WHAT YOU NEED TO DO: Reproduce each entry below exactly as it appears.

Dataset items:
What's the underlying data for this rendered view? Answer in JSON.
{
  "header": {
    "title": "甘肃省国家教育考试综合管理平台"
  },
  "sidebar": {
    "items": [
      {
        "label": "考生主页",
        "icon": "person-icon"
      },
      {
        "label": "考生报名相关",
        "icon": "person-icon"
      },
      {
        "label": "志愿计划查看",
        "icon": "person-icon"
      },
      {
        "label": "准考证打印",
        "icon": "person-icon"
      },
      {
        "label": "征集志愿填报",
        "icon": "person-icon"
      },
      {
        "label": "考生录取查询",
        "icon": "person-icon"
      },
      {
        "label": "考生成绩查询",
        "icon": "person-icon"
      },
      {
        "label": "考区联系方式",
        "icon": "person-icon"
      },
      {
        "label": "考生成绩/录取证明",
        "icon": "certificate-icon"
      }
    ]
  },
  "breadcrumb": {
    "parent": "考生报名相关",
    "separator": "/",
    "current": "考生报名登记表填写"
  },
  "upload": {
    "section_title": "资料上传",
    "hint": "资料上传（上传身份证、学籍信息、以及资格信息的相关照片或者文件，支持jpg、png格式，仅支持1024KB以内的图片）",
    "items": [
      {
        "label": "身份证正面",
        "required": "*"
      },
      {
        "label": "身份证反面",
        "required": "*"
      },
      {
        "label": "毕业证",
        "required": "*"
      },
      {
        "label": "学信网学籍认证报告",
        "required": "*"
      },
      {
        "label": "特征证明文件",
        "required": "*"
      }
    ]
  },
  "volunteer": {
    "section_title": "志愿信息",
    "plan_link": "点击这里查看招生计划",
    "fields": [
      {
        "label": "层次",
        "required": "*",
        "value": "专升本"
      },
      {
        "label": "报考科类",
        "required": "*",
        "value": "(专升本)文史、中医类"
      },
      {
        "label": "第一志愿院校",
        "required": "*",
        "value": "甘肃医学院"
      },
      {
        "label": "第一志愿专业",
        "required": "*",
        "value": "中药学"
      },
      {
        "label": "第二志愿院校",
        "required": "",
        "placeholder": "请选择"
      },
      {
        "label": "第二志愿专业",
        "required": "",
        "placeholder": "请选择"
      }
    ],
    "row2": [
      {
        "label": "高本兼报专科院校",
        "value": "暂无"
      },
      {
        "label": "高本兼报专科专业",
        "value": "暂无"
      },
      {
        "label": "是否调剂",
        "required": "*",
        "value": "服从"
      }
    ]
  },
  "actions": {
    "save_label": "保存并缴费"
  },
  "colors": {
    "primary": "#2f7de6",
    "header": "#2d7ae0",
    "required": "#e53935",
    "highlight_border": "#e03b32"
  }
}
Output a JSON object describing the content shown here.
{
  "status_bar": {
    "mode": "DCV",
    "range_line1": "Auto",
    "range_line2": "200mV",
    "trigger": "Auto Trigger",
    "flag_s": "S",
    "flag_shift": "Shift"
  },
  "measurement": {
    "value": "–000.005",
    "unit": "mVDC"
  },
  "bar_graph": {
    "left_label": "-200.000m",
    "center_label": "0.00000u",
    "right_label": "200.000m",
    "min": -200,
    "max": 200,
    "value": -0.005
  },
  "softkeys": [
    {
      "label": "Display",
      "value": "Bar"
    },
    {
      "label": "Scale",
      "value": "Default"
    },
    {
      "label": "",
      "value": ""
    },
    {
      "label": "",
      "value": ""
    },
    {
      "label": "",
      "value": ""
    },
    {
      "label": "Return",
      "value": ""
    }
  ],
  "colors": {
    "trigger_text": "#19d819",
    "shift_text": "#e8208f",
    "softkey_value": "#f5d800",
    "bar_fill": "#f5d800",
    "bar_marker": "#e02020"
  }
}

OUTPUT FOR THIS TASK:
What's the underlying data for this rendered view? Answer in JSON.
{
  "header": {
    "title": "甘肃省国家教育考试综合管理平台"
  },
  "sidebar": {
    "items": [
      {
        "label": "考生主页",
        "icon": "person-icon"
      },
      {
        "label": "考生报名相关",
        "icon": "person-icon"
      },
      {
        "label": "志愿计划查看",
        "icon": "person-icon"
      },
      {
        "label": "准考证打印",
        "icon": "person-icon"
      },
      {
        "label": "征集志愿填报",
        "icon": "person-icon"
      },
      {
        "label": "考生录取查询",
        "icon": "person-icon"
      },
      {
        "label": "考生成绩查询",
        "icon": "person-icon"
      },
      {
        "label": "考区联系方式",
        "icon": "person-icon"
      },
      {
        "label": "考生成绩/录取证明",
        "icon": "certificate-icon"
      }
    ]
  },
  "breadcrumb": {
    "parent": "考生报名相关",
    "separator": "/",
    "current": "考生报名登记表填写"
  },
  "upload": {
    "section_title": "资料上传",
    "hint": "资料上传（上传身份证、学籍信息、以及资格信息的相关照片或者文件，支持jpg、png格式，仅支持1024KB以内的图片）",
    "items": [
      {
        "label": "身份证正面",
        "required": "*"
      },
      {
        "label": "身份证反面",
        "required": "*"
      },
      {
        "label": "毕业证",
        "required": "*"
      },
      {
        "label": "学信网学籍认证报告",
        "required": "*"
      },
      {
        "label": "特征证明文件",
        "required": "*"
      }
    ]
  },
  "volunteer": {
    "section_title": "志愿信息",
    "plan_link": "点击这里查看招生计划",
    "fields": [
      {
        "label": "层次",
        "required": "*",
        "value": "专升本"
      },
      {
        "label": "报考科类",
        "required": "*",
        "value": "(专升本)文史、中医类"
      },
      {
        "label": "第一志愿院校",
        "required": "*",
        "value": "甘肃医学院"
      },
      {
        "label": "第一志愿专业",
        "required": "*",
        "value": "中药学"
      },
      {
        "label": "第二志愿院校",
        "required": "",
        "placeholder": "请选择"
      },
      {
        "label": "第二志愿专业",
        "required": "",
        "placeholder": "请选择"
      }
    ],
    "row2": [
      {
        "label": "高本兼报专科院校",
        "value": "暂无"
      },
      {
        "label": "高本兼报专科专业",
        "value": "暂无"
      },
      {
        "label": "是否调剂",
        "required": "*",
        "value": "服从"
      }
    ]
  },
  "actions": {
    "save_label": "保存并缴费"
  },
  "colors": {
    "primary": "#2f7de6",
    "header": "#2d7ae0",
    "required": "#e53935",
    "highlight_border": "#e03b32"
  }
}
Output a JSON object describing the content shown here.
{
  "status_bar": {
    "mode": "DCV",
    "range_line1": "Auto",
    "range_line2": "200mV",
    "trigger": "Auto Trigger",
    "flag_s": "S",
    "flag_shift": "Shift"
  },
  "measurement": {
    "value": "–000.005",
    "unit": "mVDC"
  },
  "bar_graph": {
    "left_label": "-200.000m",
    "center_label": "0.00000u",
    "right_label": "200.000m",
    "min": -200,
    "max": 200,
    "value": -0.005
  },
  "softkeys": [
    {
      "label": "Display",
      "value": "Bar"
    },
    {
      "label": "Scale",
      "value": "Default"
    },
    {
      "label": "",
      "value": ""
    },
    {
      "label": "",
      "value": ""
    },
    {
      "label": "",
      "value": ""
    },
    {
      "label": "Return",
      "value": ""
    }
  ],
  "colors": {
    "trigger_text": "#19d819",
    "shift_text": "#e8208f",
    "softkey_value": "#f5d800",
    "bar_fill": "#f5d800",
    "bar_marker": "#e02020"
  }
}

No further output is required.